In plate 46, a group of pine trees is contrasted with two cypresses, so that they form a kind of musical counterpoint; the two groups constitute such different worlds in terms of their rhythm, texture, and relationship with the surrounding space, and yet each is endowed with a clear voice. This drawing is a sermon on pines and cypresses; a profound act of listening to the presence of these ancient heroes.
Kovner's drawings bespeak a highly intimate knowledge of the landscape, and contain numerous signs that the artist is not one who is passing through it by chance, only to continue on his way. Momentary viewers cling to what stands out, to picturesque elements, to what appeals to the traveler's memory. Their attention to details is always the same, and is based on the employment of a uniform technique. Kovner, by contrast, wanders the land like one visiting his closest family members, carrying various provisions "To the light and expanse of our father's fields," as Alterman writes in one of his poems. He is not armed with a technique, but rather responds and reacts to his surroundings. The gaze directed at the fish pond in Hamdiya or at the mountains in Gilboa Near Ein-Harod is the gaze of a veteran observer who has studied the land before him as one studies one's own body. Something in the drawn lines follows the contours of an earlier, internal drawing, which is rooted in the artist's very being. Take, for instance, the drawings of sand dunes near Michmoret [plates 35, 37]. Only someone who ran across these dunes as a child can truly understand what is undertaken by Kovner in these images. The smooth cheeks of the softly sloping dunes are already enfolded deep within his mind. The landscape is a revelation of an interior landscape. The one coming from the outside proclaims nothing. He meets what is there.

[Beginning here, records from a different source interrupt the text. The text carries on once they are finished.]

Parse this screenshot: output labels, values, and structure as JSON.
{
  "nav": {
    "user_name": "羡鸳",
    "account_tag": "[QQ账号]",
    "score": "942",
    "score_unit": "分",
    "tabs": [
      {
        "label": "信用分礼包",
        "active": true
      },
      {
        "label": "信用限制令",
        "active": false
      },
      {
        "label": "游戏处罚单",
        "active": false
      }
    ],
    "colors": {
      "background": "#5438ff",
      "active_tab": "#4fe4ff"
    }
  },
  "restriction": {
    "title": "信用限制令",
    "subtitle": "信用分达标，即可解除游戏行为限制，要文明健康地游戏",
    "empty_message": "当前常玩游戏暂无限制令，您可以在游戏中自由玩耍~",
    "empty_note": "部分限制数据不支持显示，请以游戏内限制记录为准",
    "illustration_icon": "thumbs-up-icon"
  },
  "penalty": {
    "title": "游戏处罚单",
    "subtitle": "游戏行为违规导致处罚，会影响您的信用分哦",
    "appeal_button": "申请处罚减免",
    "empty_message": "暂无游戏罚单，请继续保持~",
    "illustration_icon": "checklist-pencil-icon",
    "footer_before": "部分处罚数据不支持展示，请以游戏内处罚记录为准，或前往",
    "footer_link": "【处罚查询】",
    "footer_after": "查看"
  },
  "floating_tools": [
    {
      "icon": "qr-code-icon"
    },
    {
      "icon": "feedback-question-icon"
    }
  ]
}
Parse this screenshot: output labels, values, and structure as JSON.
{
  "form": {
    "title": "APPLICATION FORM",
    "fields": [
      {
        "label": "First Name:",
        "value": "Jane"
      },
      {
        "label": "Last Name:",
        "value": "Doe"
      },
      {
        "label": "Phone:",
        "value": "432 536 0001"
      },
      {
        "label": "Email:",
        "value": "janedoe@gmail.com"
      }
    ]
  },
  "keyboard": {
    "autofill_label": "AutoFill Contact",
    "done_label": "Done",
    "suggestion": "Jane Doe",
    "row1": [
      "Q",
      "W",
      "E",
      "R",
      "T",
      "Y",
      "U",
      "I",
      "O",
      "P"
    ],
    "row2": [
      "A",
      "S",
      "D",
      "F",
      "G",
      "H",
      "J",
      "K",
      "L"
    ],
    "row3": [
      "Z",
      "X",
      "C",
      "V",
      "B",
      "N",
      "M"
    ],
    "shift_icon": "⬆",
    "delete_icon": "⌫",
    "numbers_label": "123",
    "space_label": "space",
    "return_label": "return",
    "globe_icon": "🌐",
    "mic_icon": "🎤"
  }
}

Kovner's deep connection to the local is not a declaration of ownership, but rather of love. The landscape is experienced as something close and fatherly, which can be touched and must be cared for. The images do not capture a "native" identity that is taken for granted, and which seemingly precedes knowledge and understanding, but rather express the excitement of an individual who is part of a group, and who is offering a slightly more public description or definition of intimate relations that had previously remained concealed. It contains idiosyncratic touches born of a private and secret language, alongside allusions to collective experience – the Gilboa, the sea, the desert, Jerusalem – so that these two language dialogue with one another. Nothing here is taken for granted – neither the "Israeli" character of the landscapes nor its ancient majesty. The "knowledge of the land" in these drawings is profound, yet its expression is both subtle and silent, and has nothing to do with possessing and ruling. It is clear that the artist's life is incomplete without these landscapes, yet it is just as clear that these views rose up towards the one seeing them.